Cuisine and restaurants of Azerbaijan
Azerbaijani cuisine is notable for the abundance of all kinds of meat, fish and vegetable dishes, complemented by fragrant herbs and a great variety of spices. Some national dishes replace both the “first” and the “second”. Another characteristic feature of Azerbaijani liquid dishes is the use of fat tail fat in their manufacture, which, as a rule, is put in food in finely chopped form. Flour first courses based on sour milk or katyk are widespread.
Second courses are prepared mainly from lamb, as well as from poultry meat, game, vegetables and rice. One of the most common dishes in Azerbaijan is plov, for which more than 40 recipes are known. Of the second courses, kebabs stand out, the famous kebab and dolma from grape leaves also belong there. It is also worth trying grilled lamb ribs, “gutaby” pies with herbs and cottage cheese or meat, and “saj” – pieces of lamb in assorted vegetables cooked in a flat frying pan over charcoal.
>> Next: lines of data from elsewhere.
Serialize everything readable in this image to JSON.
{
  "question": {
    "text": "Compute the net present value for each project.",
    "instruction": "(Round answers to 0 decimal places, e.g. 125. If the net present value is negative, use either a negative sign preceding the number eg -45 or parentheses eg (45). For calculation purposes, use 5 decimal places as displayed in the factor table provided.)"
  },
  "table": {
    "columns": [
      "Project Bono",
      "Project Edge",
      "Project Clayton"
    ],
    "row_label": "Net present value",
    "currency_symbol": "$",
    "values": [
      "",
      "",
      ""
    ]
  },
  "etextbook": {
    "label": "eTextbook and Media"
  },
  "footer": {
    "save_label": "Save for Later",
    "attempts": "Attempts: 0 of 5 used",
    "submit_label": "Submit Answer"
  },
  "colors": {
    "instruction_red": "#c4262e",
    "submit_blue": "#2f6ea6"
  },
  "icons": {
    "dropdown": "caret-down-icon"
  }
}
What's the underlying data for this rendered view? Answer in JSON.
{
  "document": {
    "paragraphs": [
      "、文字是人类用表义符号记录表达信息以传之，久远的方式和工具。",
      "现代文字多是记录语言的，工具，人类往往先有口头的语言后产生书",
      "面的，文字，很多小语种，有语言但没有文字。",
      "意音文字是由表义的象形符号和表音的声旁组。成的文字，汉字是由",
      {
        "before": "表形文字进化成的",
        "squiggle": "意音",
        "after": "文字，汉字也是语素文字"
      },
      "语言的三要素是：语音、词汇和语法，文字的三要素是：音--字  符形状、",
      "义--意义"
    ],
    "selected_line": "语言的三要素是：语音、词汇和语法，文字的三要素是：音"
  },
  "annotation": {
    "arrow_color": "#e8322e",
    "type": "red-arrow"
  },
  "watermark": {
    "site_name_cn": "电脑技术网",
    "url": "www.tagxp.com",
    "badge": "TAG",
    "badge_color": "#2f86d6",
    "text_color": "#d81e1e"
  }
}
There are not so many sweet dishes in Azerbaijani cuisine. These are mainly baklava, badambura, kyata, mutaki, gozinaki, halva, Turkish delight (with various additives), jellied figs and sherbet (the most common dessert drink in the country).
The order of serving dishes is peculiar: at the beginning, according to tradition, there is tea, mostly black long leaf tea, then main courses. Often after dinner (especially after pilaf) they serve dovga – a soup made from sour milk and herbs.
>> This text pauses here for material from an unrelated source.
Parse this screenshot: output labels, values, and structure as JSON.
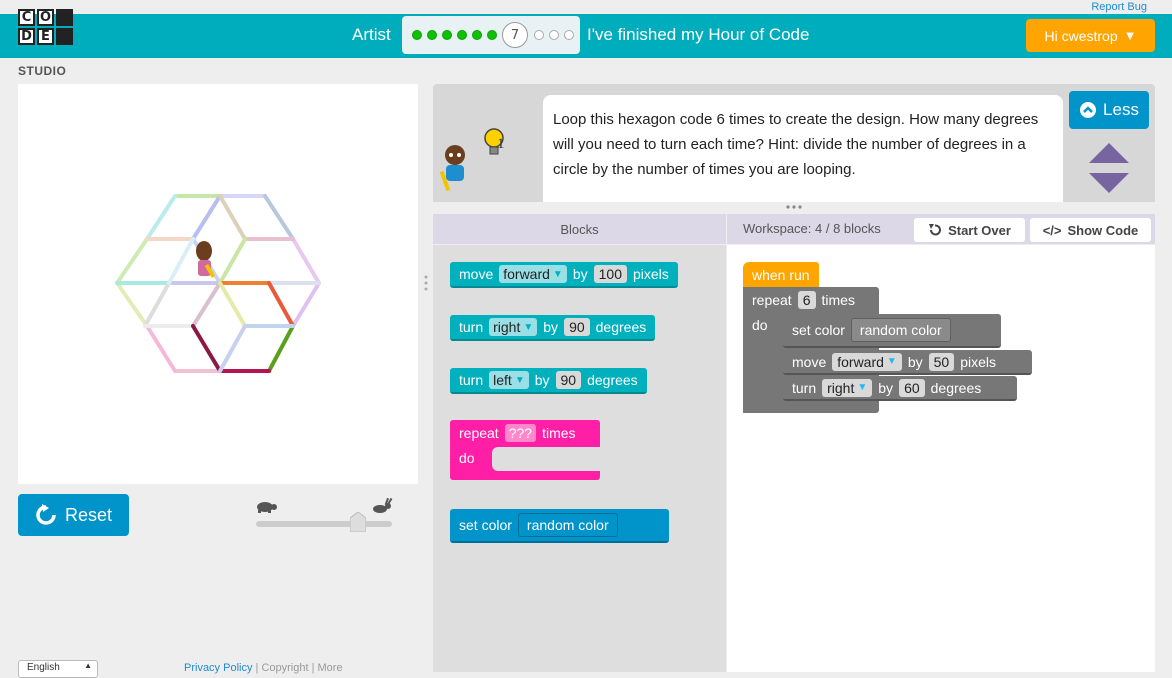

The sign “teahouse” can be found in Azerbaijan on every corner. Tea is served in small, pear-shaped armuda glass cups. And to him – Baku baklava, jam from white cherries, figs, cherries and dogwoods, walnuts and watermelon.
The cheapest, but no less delicious Azerbaijani food is sold in street stalls, of which there are many. Famous donuts for 0.10 AZN, all kinds of buns from 0.20 AZN, the ubiquitous shawarma from 1.50 AZN – you definitely won’t be able to lose weight on such a diet. Fast food establishments, gelateria with ice cream, pastry shops and other places where you can have a bite to eat on the go are open on the embankments. Traditional treats are better to try in family restaurants with a warm atmosphere and a simple but hearty menu. Connoisseurs of the exotic will like establishments in Turkish, Japanese and Mediterranean styles, and those who miss their homeland will find eateries stylized as old Russian huts.
A business lunch in an inexpensive cafe will cost 6-8 AZN per person. For dinner in a restaurant, you will have to pay from 50 AZN for two.
During the Soviet era, Azerbaijan earned more from viticulture than from oil. This fact clearly shows how important the wine industry was for the republic. Which is not surprising – the country has always been famous for its excellent wine.
Archaeological excavations show that wine production began in Azerbaijan as early as the 3rd century BC. e. However, Muslims persecuted connoisseurs of this drink, and winemaking quickly fell into decay. Wild grapes helped local residents – they quickly adapted it to their needs. As a result, Azerbaijan received excellent grape varieties, which gave a rich harvest.
Another blow was the anti-alcohol campaign that unfolded in the USSR in the 80s. last century. Because of it, huge vineyards were cut down. It seemed that Azerbaijani wines would never return to their former glory. But it was not there.
Today, the country has relied on expensive grape varieties for the production of fine drinks. Surely, many of us have tried varieties such as Shemakha, Agdam, Kara-Chanakh, Kurdamir, Madrasa, Chinar, Baku Lights. Azerbaijani wines, even after decades, still remain piece goods. Previously, they were supplied mainly to the tables of the elite of the republic and the country, today they exclusively go abroad. But a rich assortment of Azerbaijani wines is easy to find on store shelves, this drink remains one of the most democratic in terms of its cost. And for this price you will definitely get world-class quality.